A Case in Proof
Proving one's case in court involves more than just stating the facts. Unless and until the judge reasonably concludes the evidence you want to admit is admissible, no one's stating anything.
Myriad rules now govern admissibility, including the Federal Rules of Evidence (FRE), the U.S. Constitution, and acts of Congress. While under common law, evidence had to be pristine before it could be admissible, American law evolved, embracing the principle that more is better. The FRE mandate admits evidence with defects bearing on weight and not admissibility as long as the evidence is relevant and authentic, barring other means to prohibit its introduction.

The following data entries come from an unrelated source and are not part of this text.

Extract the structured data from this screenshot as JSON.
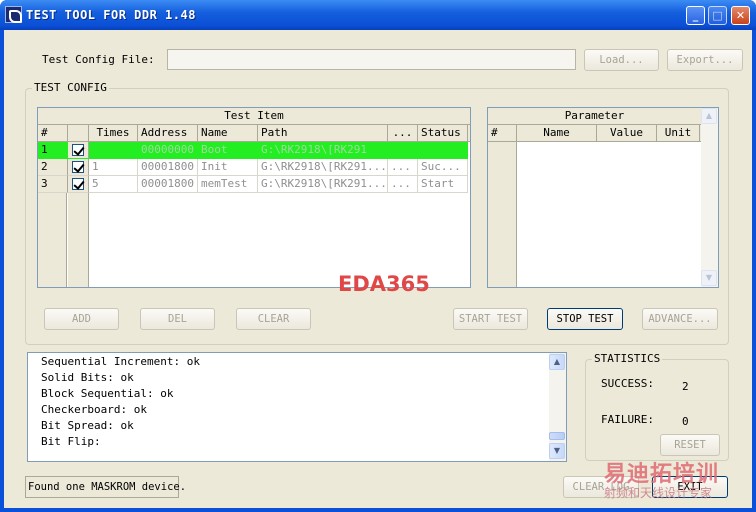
{
  "window": {
    "title": "TEST TOOL FOR DDR 1.48",
    "minimize_glyph": "_",
    "maximize_glyph": "□",
    "close_glyph": "✕"
  },
  "config_file": {
    "label": "Test Config File:",
    "value": "",
    "load_label": "Load...",
    "export_label": "Export..."
  },
  "test_config": {
    "group_label": "TEST CONFIG",
    "test_item_caption": "Test Item",
    "columns": [
      "#",
      "",
      "Times",
      "Address",
      "Name",
      "Path",
      "...",
      "Status"
    ],
    "rows": [
      {
        "num": "1",
        "checked": true,
        "times": "",
        "address": "00000000",
        "name": "Boot",
        "path": "G:\\RK2918\\[RK291",
        "extra": "",
        "status": "",
        "selected": true
      },
      {
        "num": "2",
        "checked": true,
        "times": "1",
        "address": "00001800",
        "name": "Init",
        "path": "G:\\RK2918\\[RK291...",
        "extra": "...",
        "status": "Suc...",
        "selected": false
      },
      {
        "num": "3",
        "checked": true,
        "times": "5",
        "address": "00001800",
        "name": "memTest",
        "path": "G:\\RK2918\\[RK291...",
        "extra": "...",
        "status": "Start",
        "selected": false
      }
    ],
    "parameter_caption": "Parameter",
    "parameter_columns": [
      "#",
      "Name",
      "Value",
      "Unit"
    ],
    "watermark": "EDA365"
  },
  "actions": {
    "add": "ADD",
    "del": "DEL",
    "clear": "CLEAR",
    "start_test": "START TEST",
    "stop_test": "STOP TEST",
    "advance": "ADVANCE..."
  },
  "log": {
    "lines": [
      "Sequential Increment: ok",
      "Solid Bits: ok",
      "Block Sequential: ok",
      "Checkerboard: ok",
      "Bit Spread: ok",
      "Bit Flip:"
    ]
  },
  "statistics": {
    "group_label": "STATISTICS",
    "success_label": "SUCCESS:",
    "success_value": "2",
    "failure_label": "FAILURE:",
    "failure_value": "0",
    "reset_label": "RESET"
  },
  "status_bar": {
    "message": "Found one MASKROM device.",
    "clear_log_label": "CLEAR LOG",
    "exit_label": "EXIT"
  },
  "brand": {
    "title": "易迪拓培训",
    "subtitle": "射频和天线设计专家"
  },
  "colors": {
    "titlebar": "#0a4fd6",
    "selected_row": "#22ee22",
    "dialog_bg": "#ece9d8",
    "watermark": "#e04848"
  }
}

Relevancy is defined by a broad standard. The FRE state that "evidence is relevant when the evidence makes the occurrence of a fact that is of consequence to the determination of the action more probable or less probable than it would be without the evidence." This is a pretty low threshold. As long as the evidence is material (a fact of consequence) and relevant (makes it more probable or less probable), under this standard, it's coming in.
Evidence is authentic when the party seeking to introduce it into evidence can support a finding that it is what he says it is. This can be done several ways. A witness can testify to its authenticity or a chain of custody can be established. In the case of recordings, even if the recordings contain anomalies, the anomalies will not be dispositive if the proponents can provide an explanation.
Once the judge believes a reasonable jury could find a recording to be authentic, it becomes admissible. After it is admitted, if the opposing party still has a genuine concern as to its authenticity, the burden shifts to the opponent to prove the recording is not authentic. This may be accomplished through cross-examination, rebuttal witnesses, closing arguments, and jury instructions.